* [Task]:
Tally up the lines below that contain the word "data" and give the total alone.

* [Records]:
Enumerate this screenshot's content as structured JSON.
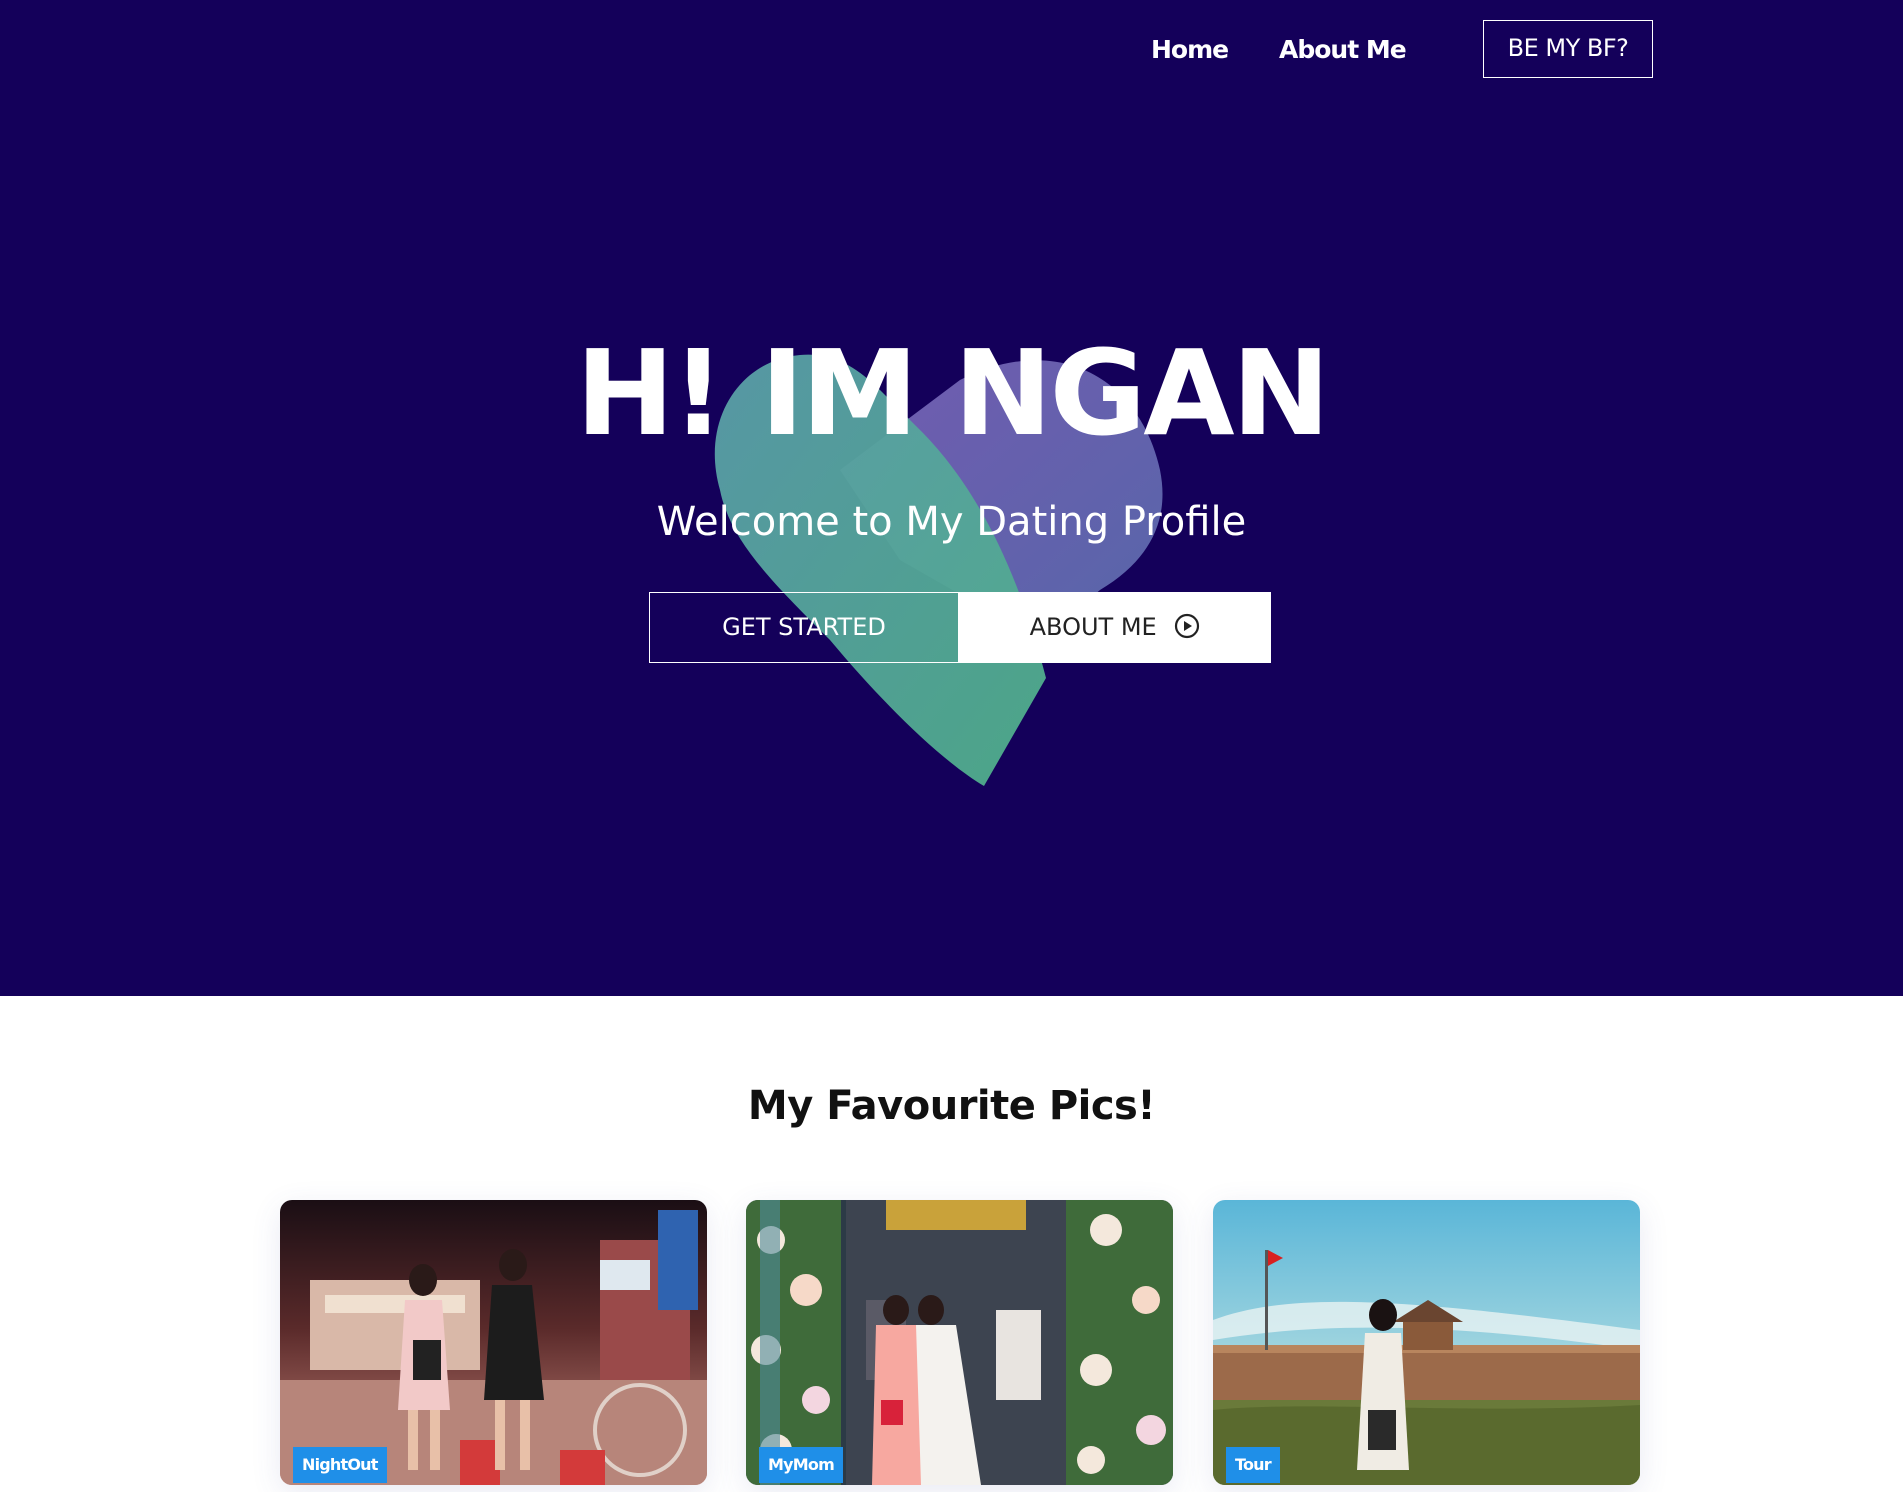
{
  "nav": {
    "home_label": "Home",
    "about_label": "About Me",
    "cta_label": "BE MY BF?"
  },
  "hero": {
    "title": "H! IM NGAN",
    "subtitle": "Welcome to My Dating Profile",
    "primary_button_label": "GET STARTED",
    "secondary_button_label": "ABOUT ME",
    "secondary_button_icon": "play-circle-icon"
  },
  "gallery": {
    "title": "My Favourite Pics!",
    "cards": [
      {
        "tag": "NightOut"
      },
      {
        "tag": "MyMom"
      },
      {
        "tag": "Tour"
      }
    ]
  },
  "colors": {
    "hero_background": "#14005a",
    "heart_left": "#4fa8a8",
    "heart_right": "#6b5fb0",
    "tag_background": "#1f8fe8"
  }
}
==
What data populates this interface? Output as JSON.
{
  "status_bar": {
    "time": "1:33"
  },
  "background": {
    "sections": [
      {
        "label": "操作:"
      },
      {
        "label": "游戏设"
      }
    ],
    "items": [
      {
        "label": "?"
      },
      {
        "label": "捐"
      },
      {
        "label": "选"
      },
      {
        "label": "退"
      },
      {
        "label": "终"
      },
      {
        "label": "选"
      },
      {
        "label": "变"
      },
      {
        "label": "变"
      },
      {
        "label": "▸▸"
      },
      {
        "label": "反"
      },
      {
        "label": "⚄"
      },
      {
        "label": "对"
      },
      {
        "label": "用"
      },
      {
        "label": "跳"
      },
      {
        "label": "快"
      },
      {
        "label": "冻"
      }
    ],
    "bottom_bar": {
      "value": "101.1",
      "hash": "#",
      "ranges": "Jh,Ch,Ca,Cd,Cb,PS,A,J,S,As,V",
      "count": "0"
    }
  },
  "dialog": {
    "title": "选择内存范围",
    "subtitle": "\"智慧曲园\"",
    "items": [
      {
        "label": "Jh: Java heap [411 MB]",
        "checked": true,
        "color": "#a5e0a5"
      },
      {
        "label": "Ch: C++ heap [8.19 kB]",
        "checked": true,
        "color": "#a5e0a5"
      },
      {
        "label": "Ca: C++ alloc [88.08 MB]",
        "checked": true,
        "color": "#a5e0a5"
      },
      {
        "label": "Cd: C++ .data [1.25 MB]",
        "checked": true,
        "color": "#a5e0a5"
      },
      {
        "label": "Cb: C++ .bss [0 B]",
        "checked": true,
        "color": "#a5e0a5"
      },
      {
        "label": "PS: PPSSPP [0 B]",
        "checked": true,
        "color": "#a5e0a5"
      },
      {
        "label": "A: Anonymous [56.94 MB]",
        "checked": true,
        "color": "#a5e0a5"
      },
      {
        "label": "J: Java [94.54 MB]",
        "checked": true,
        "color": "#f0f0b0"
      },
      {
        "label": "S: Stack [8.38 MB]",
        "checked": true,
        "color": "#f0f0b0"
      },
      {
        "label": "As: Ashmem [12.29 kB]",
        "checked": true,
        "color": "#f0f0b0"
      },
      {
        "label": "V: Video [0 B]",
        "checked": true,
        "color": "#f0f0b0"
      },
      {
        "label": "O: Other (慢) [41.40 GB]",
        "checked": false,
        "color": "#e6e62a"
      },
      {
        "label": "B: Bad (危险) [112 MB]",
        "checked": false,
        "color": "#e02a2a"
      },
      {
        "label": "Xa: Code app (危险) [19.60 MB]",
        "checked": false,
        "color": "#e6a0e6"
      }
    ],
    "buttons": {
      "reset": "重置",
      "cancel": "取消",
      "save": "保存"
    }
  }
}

* [Answer box]:
2